Activity: Starting from the first line below, copy the whole listing exactly.
= = = = =
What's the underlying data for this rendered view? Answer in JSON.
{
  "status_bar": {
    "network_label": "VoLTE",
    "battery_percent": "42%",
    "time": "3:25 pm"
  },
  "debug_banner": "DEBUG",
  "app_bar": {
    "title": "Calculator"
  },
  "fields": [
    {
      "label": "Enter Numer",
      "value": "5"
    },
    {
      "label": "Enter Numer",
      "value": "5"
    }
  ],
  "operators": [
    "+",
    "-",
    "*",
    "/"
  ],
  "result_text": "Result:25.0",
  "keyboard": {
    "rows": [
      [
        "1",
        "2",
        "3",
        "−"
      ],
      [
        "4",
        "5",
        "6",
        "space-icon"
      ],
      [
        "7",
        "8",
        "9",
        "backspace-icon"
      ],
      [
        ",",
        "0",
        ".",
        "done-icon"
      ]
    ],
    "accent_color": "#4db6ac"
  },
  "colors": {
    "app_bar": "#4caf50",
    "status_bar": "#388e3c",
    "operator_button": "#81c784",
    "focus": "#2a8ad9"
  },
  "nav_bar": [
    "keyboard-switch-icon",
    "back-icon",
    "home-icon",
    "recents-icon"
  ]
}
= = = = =
Expected output:
What's the underlying data for this rendered view? Answer in JSON.
{
  "status_bar": {
    "network_label": "VoLTE",
    "battery_percent": "42%",
    "time": "3:25 pm"
  },
  "debug_banner": "DEBUG",
  "app_bar": {
    "title": "Calculator"
  },
  "fields": [
    {
      "label": "Enter Numer",
      "value": "5"
    },
    {
      "label": "Enter Numer",
      "value": "5"
    }
  ],
  "operators": [
    "+",
    "-",
    "*",
    "/"
  ],
  "result_text": "Result:25.0",
  "keyboard": {
    "rows": [
      [
        "1",
        "2",
        "3",
        "−"
      ],
      [
        "4",
        "5",
        "6",
        "space-icon"
      ],
      [
        "7",
        "8",
        "9",
        "backspace-icon"
      ],
      [
        ",",
        "0",
        ".",
        "done-icon"
      ]
    ],
    "accent_color": "#4db6ac"
  },
  "colors": {
    "app_bar": "#4caf50",
    "status_bar": "#388e3c",
    "operator_button": "#81c784",
    "focus": "#2a8ad9"
  },
  "nav_bar": [
    "keyboard-switch-icon",
    "back-icon",
    "home-icon",
    "recents-icon"
  ]
}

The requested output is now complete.